Besides the very recognizable (daily) things, Nguyen shows the strange world of being a minority, always knowing that the first judgment will be on your not-of-the-majority looks. Even for the American born sisters there are several extra layers of being different.
Short Girls gives a nice insight into the life of at the same time remarkable and ordinary women.
Short Girls, Bich Minh Nguyen, Viking 2009
The table was sticky, there was a cloudy smudge on my water glass, and we’d been seated for ten minutes with no sign of a waitress.
From time to time a bit obvious, but so very sweet. I’m repeating myself, but this is just more proof about how there are good children/teenagers books around. This time it’s about new beginnings, identity and whatever happens when parents divorce.
Mclean follows her father around the country for his job, fixing badly functioning restaurants. In every new location, she invents a new identity. Drama queen, student council girl, loner. Her father fixes the restaurant, she makes sure that they can have an easy, domestic life.
Of course this time, things go differently. She forgets to give herself a new identity, the friends might be real friends and the high-strung relationship with her mother finally comes to an explosion. It’s giving, living and learning as an adolescent.

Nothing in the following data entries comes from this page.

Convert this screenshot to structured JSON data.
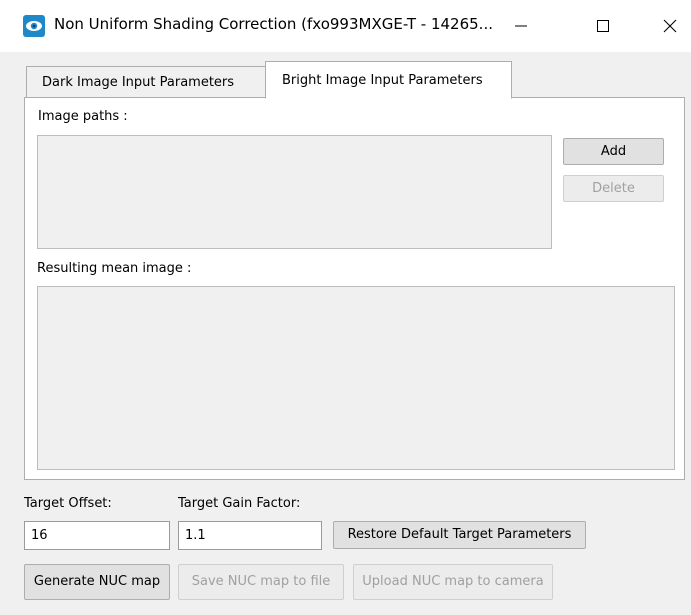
{
  "window": {
    "title": "Non Uniform Shading Correction (fxo993MXGE-T - 14265...",
    "icon": "app-eye-icon",
    "controls": {
      "minimize": "minimize-icon",
      "maximize": "maximize-icon",
      "close": "close-icon"
    }
  },
  "tabs": [
    {
      "label": "Dark Image Input Parameters",
      "selected": false
    },
    {
      "label": "Bright Image Input Parameters",
      "selected": true
    }
  ],
  "panel": {
    "image_paths_label": "Image paths :",
    "add_label": "Add",
    "delete_label": "Delete",
    "mean_image_label": "Resulting  mean image :"
  },
  "targets": {
    "offset_label": "Target Offset:",
    "offset_value": "16",
    "gain_label": "Target Gain Factor:",
    "gain_value": "1.1",
    "restore_label": "Restore Default Target Parameters"
  },
  "actions": {
    "generate_label": "Generate NUC map",
    "save_label": "Save NUC map to file",
    "upload_label": "Upload NUC map to camera"
  },
  "colors": {
    "background": "#f0f0f0",
    "panel": "#ffffff",
    "disabled_text": "#a0a0a0",
    "icon_blue": "#1e88c9"
  }
}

A nice look into the teenage mind.
what happened to goodbye, Sarah Dessen, Viking 2011
They had flown from England to Minneapolis to look at a toilet.
I saw more of Nick Hornby’s book-to-film projects than read his books. Feeling like a laugh (I never seem to learn about books with the “comedy” genre sticker), I took a risk with Juliet, Naked. It paid off.
Annie’s boyfriend for fifteen years is obsessed with an eighties’ musician. Both of their lives circle Tucker Crowe; his for unknown reasons, hers because her boyfriend can’t live without linking everything back to Tucker Crowe, his music and his life. Everything else is simply (permanently) put on hold. And, being human, Annie kind of gets used to it. She didn’t want this, but how do you change?
Tucker Crowe’s newest CD is the trigger to that change. Annie’s and Duncan’s life together finally splits and it’s up to them to look at ‘Now what?’ and who they have become after fifteen years of symbiotic living. This sounds pretty dramatic, but Nick Hornby’s dry English humour builds a coming-of-age-at-forty-something story without any bitterness or sentimental toppings. ‘Life happens when you’re busy making plans’ never rang more true.
Juliet, Naked deserves the sticker of comedy genre, without being horribly try-hard or laugh-or-I-shoot.
Juliet, Naked, Nick Hornby, Viking 2009